# Work required
What lines in the following entries hold the word "this"? Copy each one.

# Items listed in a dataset

--- START ---

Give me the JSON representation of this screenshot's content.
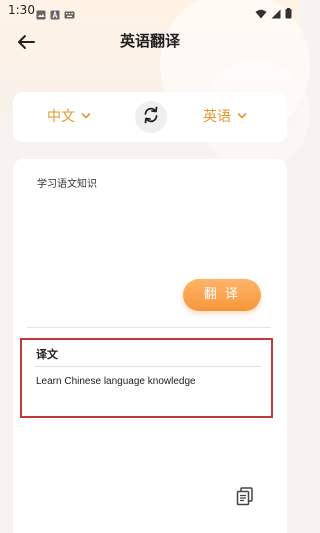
{
  "status_bar": {
    "time": "1:30",
    "icons": [
      "image-icon",
      "text-a-icon",
      "keyboard-icon",
      "wifi-icon",
      "signal-icon",
      "battery-icon"
    ]
  },
  "header": {
    "title": "英语翻译",
    "back_icon": "arrow-left-icon"
  },
  "language_bar": {
    "source_language": "中文",
    "target_language": "英语",
    "swap_icon": "swap-icon",
    "accent_color": "#e8962e"
  },
  "input": {
    "text": "学习语文知识"
  },
  "actions": {
    "translate_label": "翻 译"
  },
  "result": {
    "title": "译文",
    "text": "Learn Chinese language knowledge",
    "highlight_color": "#c0393f"
  },
  "footer": {
    "copy_icon": "copy-icon"
  }
}
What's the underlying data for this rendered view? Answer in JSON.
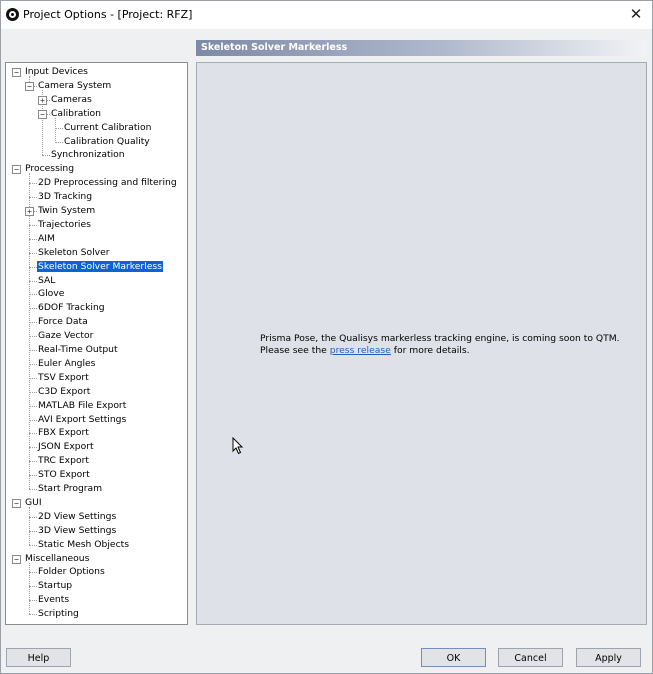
{
  "window": {
    "title": "Project Options - [Project: RFZ]"
  },
  "tree": [
    {
      "label": "Input Devices",
      "level": 0,
      "expander": "minus"
    },
    {
      "label": "Camera System",
      "level": 1,
      "expander": "minus"
    },
    {
      "label": "Cameras",
      "level": 2,
      "expander": "plus"
    },
    {
      "label": "Calibration",
      "level": 2,
      "expander": "minus"
    },
    {
      "label": "Current Calibration",
      "level": 3
    },
    {
      "label": "Calibration Quality",
      "level": 3
    },
    {
      "label": "Synchronization",
      "level": 2
    },
    {
      "label": "Processing",
      "level": 0,
      "expander": "minus"
    },
    {
      "label": "2D Preprocessing and filtering",
      "level": 1
    },
    {
      "label": "3D Tracking",
      "level": 1
    },
    {
      "label": "Twin System",
      "level": 1,
      "expander": "plus"
    },
    {
      "label": "Trajectories",
      "level": 1
    },
    {
      "label": "AIM",
      "level": 1
    },
    {
      "label": "Skeleton Solver",
      "level": 1
    },
    {
      "label": "Skeleton Solver Markerless",
      "level": 1,
      "selected": true
    },
    {
      "label": "SAL",
      "level": 1
    },
    {
      "label": "Glove",
      "level": 1
    },
    {
      "label": "6DOF Tracking",
      "level": 1
    },
    {
      "label": "Force Data",
      "level": 1
    },
    {
      "label": "Gaze Vector",
      "level": 1
    },
    {
      "label": "Real-Time Output",
      "level": 1
    },
    {
      "label": "Euler Angles",
      "level": 1
    },
    {
      "label": "TSV Export",
      "level": 1
    },
    {
      "label": "C3D Export",
      "level": 1
    },
    {
      "label": "MATLAB File Export",
      "level": 1
    },
    {
      "label": "AVI Export Settings",
      "level": 1
    },
    {
      "label": "FBX Export",
      "level": 1
    },
    {
      "label": "JSON Export",
      "level": 1
    },
    {
      "label": "TRC Export",
      "level": 1
    },
    {
      "label": "STO Export",
      "level": 1
    },
    {
      "label": "Start Program",
      "level": 1
    },
    {
      "label": "GUI",
      "level": 0,
      "expander": "minus"
    },
    {
      "label": "2D View Settings",
      "level": 1
    },
    {
      "label": "3D View Settings",
      "level": 1
    },
    {
      "label": "Static Mesh Objects",
      "level": 1
    },
    {
      "label": "Miscellaneous",
      "level": 0,
      "expander": "minus"
    },
    {
      "label": "Folder Options",
      "level": 1
    },
    {
      "label": "Startup",
      "level": 1
    },
    {
      "label": "Events",
      "level": 1
    },
    {
      "label": "Scripting",
      "level": 1
    }
  ],
  "panel": {
    "header": "Skeleton Solver Markerless",
    "message_line1": "Prisma Pose, the Qualisys markerless tracking engine, is coming soon to QTM.",
    "message_line2_prefix": "Please see the ",
    "message_link": "press release",
    "message_line2_suffix": " for more details."
  },
  "buttons": {
    "help": "Help",
    "ok": "OK",
    "cancel": "Cancel",
    "apply": "Apply"
  },
  "icons": {
    "close": "close-icon",
    "app": "qualisys-app-icon",
    "cursor": "mouse-pointer-icon"
  },
  "colors": {
    "selection": "#0a64d8",
    "header_start": "#7d8aa6",
    "link": "#1f5fbf"
  }
}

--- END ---

# Expected output
Give me the JSON representation of this screenshot's content.
What's the underlying data for this rendered view? Answer in JSON.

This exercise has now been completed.